A nutty Norwegian mashup of drollery, myth and jolts to the nervous system, "Thale" does a deft dance between grossout comedy and horror fantasy. Still, it's too wordy by half, saying what it should be showing.
A nutty Norwegian mashup of drollery, myth and jolts to the nervous system, “Thale” does a deft dance between grossout comedy and horror fantasy. Still, it’s too wordy by half, saying what it should be showing — which is ironic, given helmer Aleksander L. Nordaas’ able hand, early on, with unspoken, unseen horrors. The pic simply takes on too much mythological baggage to achieve maximum thriller thrust, although Silje Reinamo is eminently watchable as the titular lethal Scandi wood nymph, and brings eloquence to a wordless role. Genre fans may find the whole thing too poetic.
“Thale” starts out purely comedic: Leo (Jon Sigve Skard), a crime-scene cleanup man, is short on staff, so he’s brought along newbie Elvis (Erlend Nervold), who spends most of the time vomiting. Nordaas doesn’t show a lot of what’s turning Elvis’ stomach, and doesn’t really need to; the point is made: Pieces of evidence, and their implications, are often more horrifying than the crime itself.
There’s a cabin-full of evidence at their next assignment, a remote house in the woods, around which a corpse has been strewn, presumably by animals who’ve found the dead man and distributed his remains. Inside the dwelling, the pair find a decades-old underground lair with weird tape recordings, surgical equipment, a freezer containing a severed tail and a milky looking bathtub containing a mute girl. She turns out to be Thale, a legendary huldra, or wood creature that possesses immense strength and speed. No one can stop her, not even the white-coated assassins who arrive halfway through Leo and Elvis’ increasingly problematic workday.

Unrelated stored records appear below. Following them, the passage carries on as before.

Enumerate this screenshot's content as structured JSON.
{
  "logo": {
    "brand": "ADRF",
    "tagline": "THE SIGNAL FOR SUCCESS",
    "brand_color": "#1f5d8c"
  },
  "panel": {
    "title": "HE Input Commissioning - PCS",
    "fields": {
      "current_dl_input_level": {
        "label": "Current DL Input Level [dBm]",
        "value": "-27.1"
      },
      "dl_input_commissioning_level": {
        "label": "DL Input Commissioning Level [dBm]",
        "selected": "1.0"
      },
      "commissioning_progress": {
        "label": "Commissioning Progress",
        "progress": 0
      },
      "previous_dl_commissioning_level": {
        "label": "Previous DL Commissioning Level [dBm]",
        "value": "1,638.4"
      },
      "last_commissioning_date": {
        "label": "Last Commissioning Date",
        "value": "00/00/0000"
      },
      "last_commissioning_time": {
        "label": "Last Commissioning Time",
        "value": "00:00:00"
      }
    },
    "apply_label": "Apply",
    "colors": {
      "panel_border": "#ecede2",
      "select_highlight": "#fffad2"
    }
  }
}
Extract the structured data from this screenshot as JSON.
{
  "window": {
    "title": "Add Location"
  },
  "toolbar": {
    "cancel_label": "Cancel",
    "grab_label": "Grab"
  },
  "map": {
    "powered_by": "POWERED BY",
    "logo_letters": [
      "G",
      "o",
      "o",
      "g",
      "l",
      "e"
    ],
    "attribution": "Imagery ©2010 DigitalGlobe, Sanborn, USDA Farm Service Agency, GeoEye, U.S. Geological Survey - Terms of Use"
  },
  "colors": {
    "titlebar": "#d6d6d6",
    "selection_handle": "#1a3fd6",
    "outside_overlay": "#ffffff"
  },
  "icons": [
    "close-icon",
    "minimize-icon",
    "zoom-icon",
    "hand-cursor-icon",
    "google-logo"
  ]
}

The secret government conspiracy that’s tossed into the mix of Norwegian forest legend, and the occasional slathering of gore, make for an overload of information, much of it delivered via flashbacks to Thale’s worrisome childhood, or those tape recordings made by the unseen man who rescued her and kept her captive all those years.
Production values are topnotch: The lensing, together with the production design by the very busy Nordaas (who also wrote and edited), help maintain the creepy feel that clings to “Thale” like the sweat that seems to be forever pouring off Elvis’ forehead.